GPD MicroPC focuses on IT pros consumer

There seems to be an ironic trend in computing these days where phones are getting larger and PCs, specifically laptops, are getting smaller. Of course, the latter can only go so far but some companies, especially Chinese ones, dare to take things to the extreme. GPD is one of those that has had a relatively successful run with reviving pocket PCs and palmtops. Perhaps seeing another niche market it can address (and profit from), GPD is creating yet another tiny laptop, this time with a rugged personality aimed at network and system administrators.

GPD's heritage came from making Android gaming handhelds but it has stumbled on a new calling when it created the GPD Pocket, what might be the first (and so far only) Windows gaming handheld. The success of that small form computing device eventually led to the GPD Pocket, ironically designed for those who need more typing room.

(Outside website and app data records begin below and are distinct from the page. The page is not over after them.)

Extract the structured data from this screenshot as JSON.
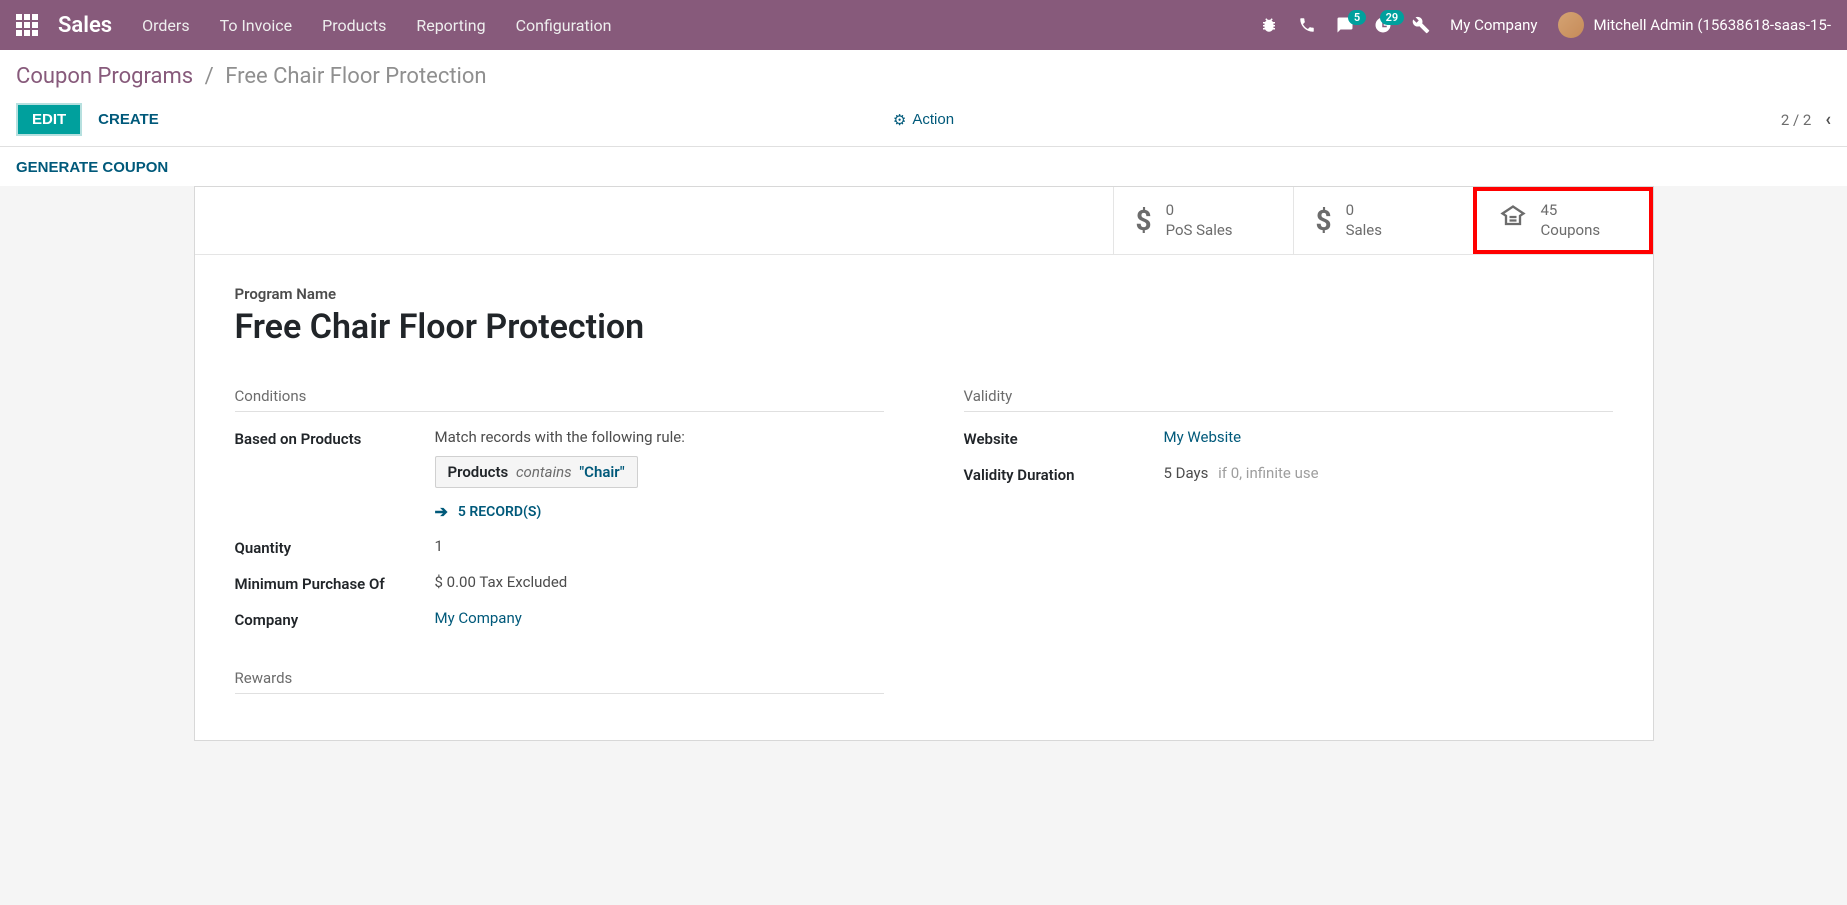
{
  "navbar": {
    "brand": "Sales",
    "items": [
      "Orders",
      "To Invoice",
      "Products",
      "Reporting",
      "Configuration"
    ],
    "messages_badge": "5",
    "activities_badge": "29",
    "company": "My Company",
    "user": "Mitchell Admin (15638618-saas-15-"
  },
  "breadcrumb": {
    "parent": "Coupon Programs",
    "current": "Free Chair Floor Protection"
  },
  "toolbar": {
    "edit": "EDIT",
    "create": "CREATE",
    "action": "Action",
    "pager": "2 / 2",
    "generate": "GENERATE COUPON"
  },
  "stats": {
    "pos_sales": {
      "value": "0",
      "label": "PoS Sales"
    },
    "sales": {
      "value": "0",
      "label": "Sales"
    },
    "coupons": {
      "value": "45",
      "label": "Coupons"
    }
  },
  "form": {
    "program_label": "Program Name",
    "program_name": "Free Chair Floor Protection",
    "conditions_title": "Conditions",
    "based_on_products_label": "Based on Products",
    "rule_intro": "Match records with the following rule:",
    "domain_field": "Products",
    "domain_op": "contains",
    "domain_value": "\"Chair\"",
    "records_count": "5 RECORD(S)",
    "quantity_label": "Quantity",
    "quantity_value": "1",
    "min_purchase_label": "Minimum Purchase Of",
    "min_purchase_value": "$ 0.00  Tax Excluded",
    "company_label": "Company",
    "company_value": "My Company",
    "validity_title": "Validity",
    "website_label": "Website",
    "website_value": "My Website",
    "validity_duration_label": "Validity Duration",
    "validity_duration_value": "5 Days",
    "validity_duration_hint": "if 0, infinite use",
    "rewards_title": "Rewards"
  }
}
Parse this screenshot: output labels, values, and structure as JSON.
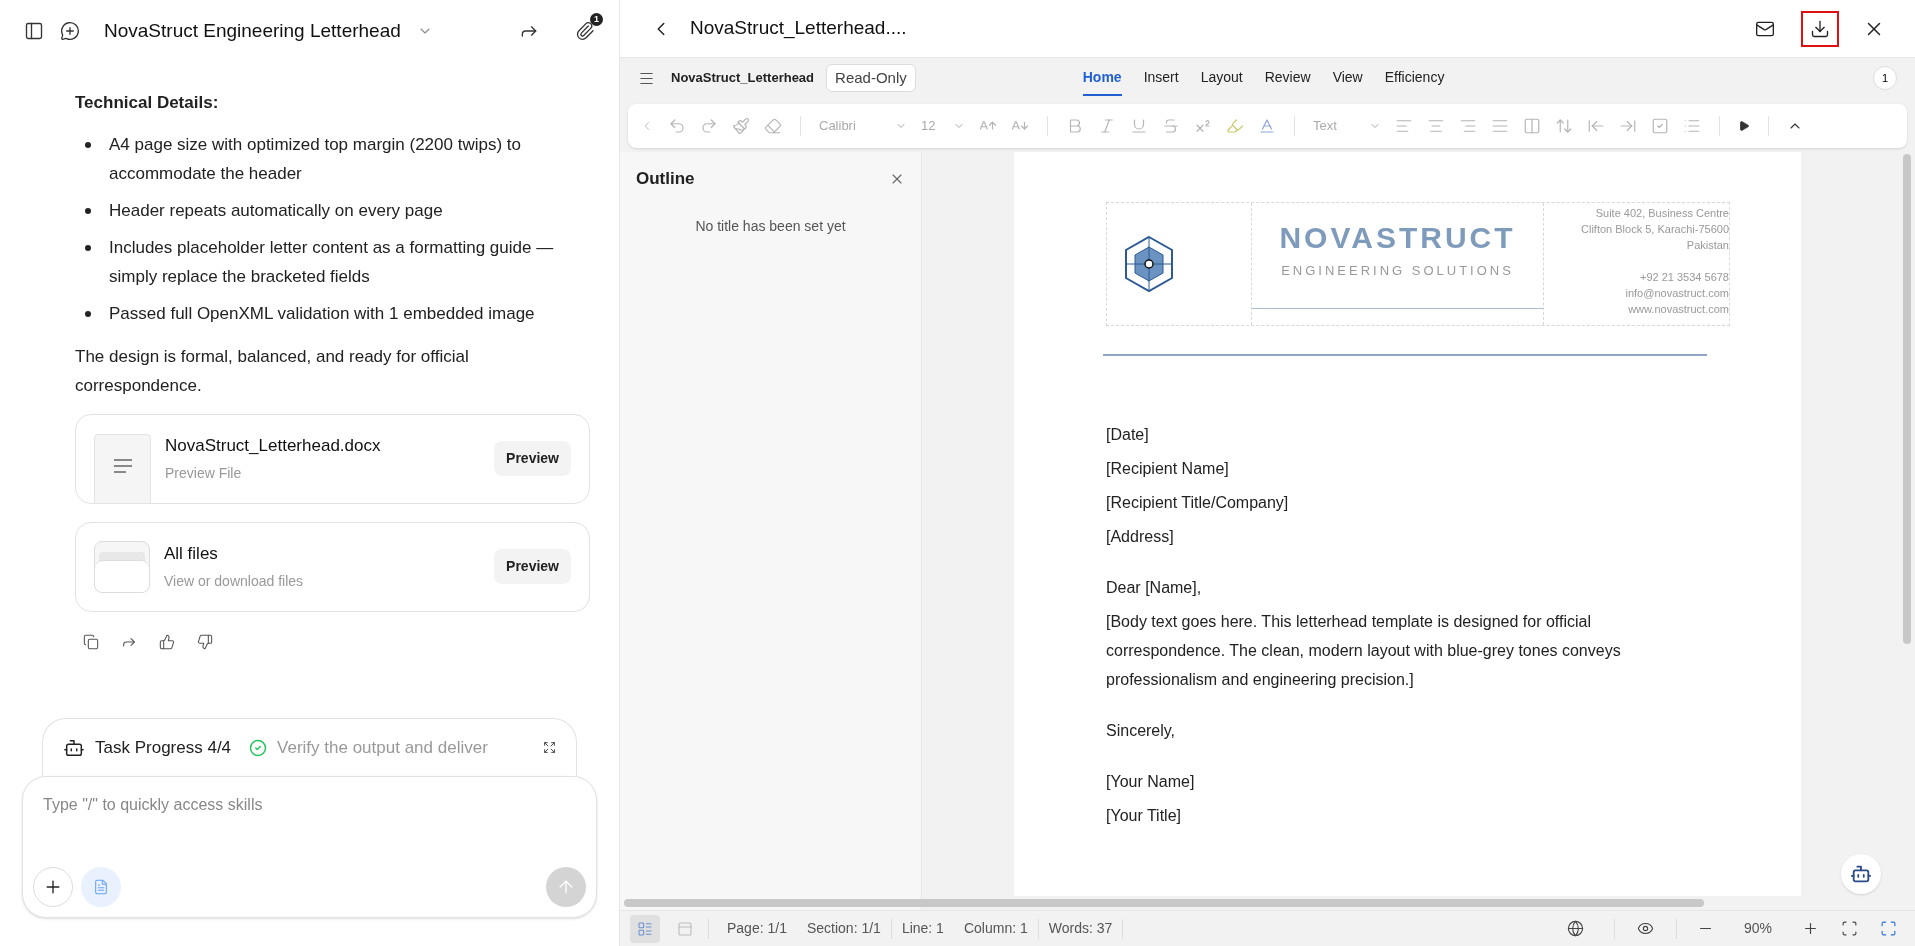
{
  "chat": {
    "title": "NovaStruct Engineering Letterhead",
    "attachment_badge": "1",
    "heading": "Technical Details:",
    "bullets": [
      "A4 page size with optimized top margin (2200 twips) to accommodate the header",
      "Header repeats automatically on every page",
      "Includes placeholder letter content as a formatting guide — simply replace the bracketed fields",
      "Passed full OpenXML validation with 1 embedded image"
    ],
    "paragraph": "The design is formal, balanced, and ready for official correspondence.",
    "files": [
      {
        "kind": "document",
        "name": "NovaStruct_Letterhead.docx",
        "subtitle": "Preview File",
        "button": "Preview"
      },
      {
        "kind": "folder",
        "name": "All files",
        "subtitle": "View or download files",
        "button": "Preview"
      }
    ],
    "task_progress": {
      "label": "Task Progress 4/4",
      "step": "Verify the output and deliver",
      "done": true
    },
    "composer": {
      "placeholder": "Type \"/\" to quickly access skills"
    }
  },
  "preview": {
    "title": "NovaStruct_Letterhead....",
    "download_highlighted": true,
    "doc_name": "NovaStruct_Letterhead",
    "mode": "Read-Only",
    "tabs": [
      {
        "label": "Home",
        "selected": true
      },
      {
        "label": "Insert",
        "selected": false
      },
      {
        "label": "Layout",
        "selected": false
      },
      {
        "label": "Review",
        "selected": false
      },
      {
        "label": "View",
        "selected": false
      },
      {
        "label": "Efficiency",
        "selected": false
      }
    ],
    "comment_count": "1",
    "toolbar": {
      "font": "Calibri",
      "size": "12",
      "style": "Text"
    },
    "outline": {
      "title": "Outline",
      "empty": "No title has been set yet"
    },
    "letterhead": {
      "company": "NOVASTRUCT",
      "tagline": "ENGINEERING SOLUTIONS",
      "address": [
        "Suite 402, Business Centre",
        "Clifton Block 5, Karachi-75600",
        "Pakistan"
      ],
      "contact": [
        "+92 21 3534 5678",
        "info@novastruct.com",
        "www.novastruct.com"
      ]
    },
    "letter": [
      [
        "[Date]",
        "[Recipient Name]",
        "[Recipient Title/Company]",
        "[Address]"
      ],
      [
        "Dear [Name],",
        "[Body text goes here. This letterhead template is designed for official correspondence. The clean, modern layout with blue-grey tones conveys professionalism and engineering precision.]"
      ],
      [
        "Sincerely,"
      ],
      [
        "[Your Name]",
        "[Your Title]"
      ]
    ],
    "status_bar": {
      "items": [
        "Page: 1/1",
        "Section: 1/1",
        "Line: 1",
        "Column: 1",
        "Words: 37"
      ],
      "zoom": "90%"
    }
  }
}
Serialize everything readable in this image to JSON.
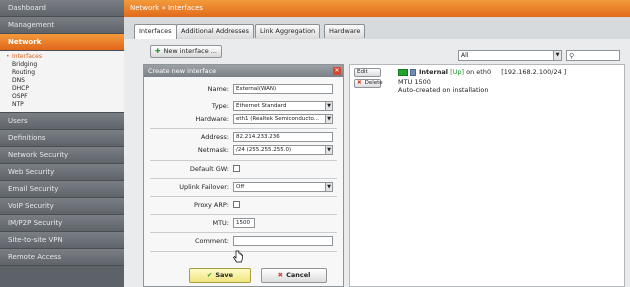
{
  "sidebar": {
    "items_top": [
      {
        "id": "dashboard",
        "label": "Dashboard"
      },
      {
        "id": "management",
        "label": "Management"
      },
      {
        "id": "network",
        "label": "Network",
        "active": true
      }
    ],
    "network_subitems": [
      {
        "label": "Interfaces",
        "active": true
      },
      {
        "label": "Bridging"
      },
      {
        "label": "Routing"
      },
      {
        "label": "DNS"
      },
      {
        "label": "DHCP"
      },
      {
        "label": "OSPF"
      },
      {
        "label": "NTP"
      }
    ],
    "items_bottom": [
      {
        "label": "Users"
      },
      {
        "label": "Definitions"
      },
      {
        "label": "Network Security"
      },
      {
        "label": "Web Security"
      },
      {
        "label": "Email Security"
      },
      {
        "label": "VoIP Security"
      },
      {
        "label": "IM/P2P Security"
      },
      {
        "label": "Site-to-site VPN"
      },
      {
        "label": "Remote Access"
      }
    ]
  },
  "header": {
    "breadcrumb": "Network » Interfaces"
  },
  "tabs": [
    {
      "label": "Interfaces",
      "active": true
    },
    {
      "label": "Additional Addresses"
    },
    {
      "label": "Link Aggregation"
    },
    {
      "label": "Hardware"
    }
  ],
  "toolbar": {
    "new_interface_label": "New interface ...",
    "filter_value": "All",
    "search_value": ""
  },
  "dialog": {
    "title": "Create new interface",
    "fields": {
      "name": {
        "label": "Name:",
        "value": "External(WAN)"
      },
      "type": {
        "label": "Type:",
        "value": "Ethernet Standard"
      },
      "hardware": {
        "label": "Hardware:",
        "value": "eth1 (Realtek Semiconducto..."
      },
      "address": {
        "label": "Address:",
        "value": "82.214.233.236"
      },
      "netmask": {
        "label": "Netmask:",
        "value": "/24 (255.255.255.0)"
      },
      "default_gw": {
        "label": "Default GW:",
        "checked": false
      },
      "uplink_failover": {
        "label": "Uplink Failover:",
        "value": "Off"
      },
      "proxy_arp": {
        "label": "Proxy ARP:",
        "checked": false
      },
      "mtu": {
        "label": "MTU:",
        "value": "1500"
      },
      "comment": {
        "label": "Comment:",
        "value": ""
      }
    },
    "save_label": "Save",
    "cancel_label": "Cancel"
  },
  "interfaces": [
    {
      "edit_label": "Edit",
      "delete_label": "Delete",
      "name": "Internal",
      "status": "[Up]",
      "device_text": "on eth0",
      "network": "[192.168.2.100/24 ]",
      "mtu_text": "MTU 1500",
      "comment": "Auto-created on installation"
    }
  ],
  "colors": {
    "accent": "#e0661a",
    "status_up": "#1fa52d",
    "sidebar": "#5d6268"
  }
}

While the GPD Pocket is perfectly usable for almost anything, GPD probably feels it needs to address and even more niche group of users with the GPD MicroPC. It is supposedly targeting IT professionals that need to connect to servers remotely while not at their desks. As such, the device seems designed to be not only smaller and more portable than the GPD Pocket, it's also supposedly more rugged.

When remotely accessing servers and workstations, the computer itself doesn't need to be as powerful. That's why the GPD MicroPC will only have an Intel Celeron N4100, 4 GB RAM, 128 GB SSD and the like. It does have dual band 5 GHz Wi-Fi and Gigabit Ethernet because that's the lifeblood of these IT pros. At the same time, it's still going to have a tiny cramped keyboard, something that such users tend to hate. At least it's going to be backlit.

At an estimated crowdfunding price of $299 next year, the GPD MicroPC is definitely not meant to be a main computer. It's more like an emergency device when you're out and need to connect to a computer. But with such a small keyboard, IT pros might consider just using the computer they already have in their pocket anyway: their phones.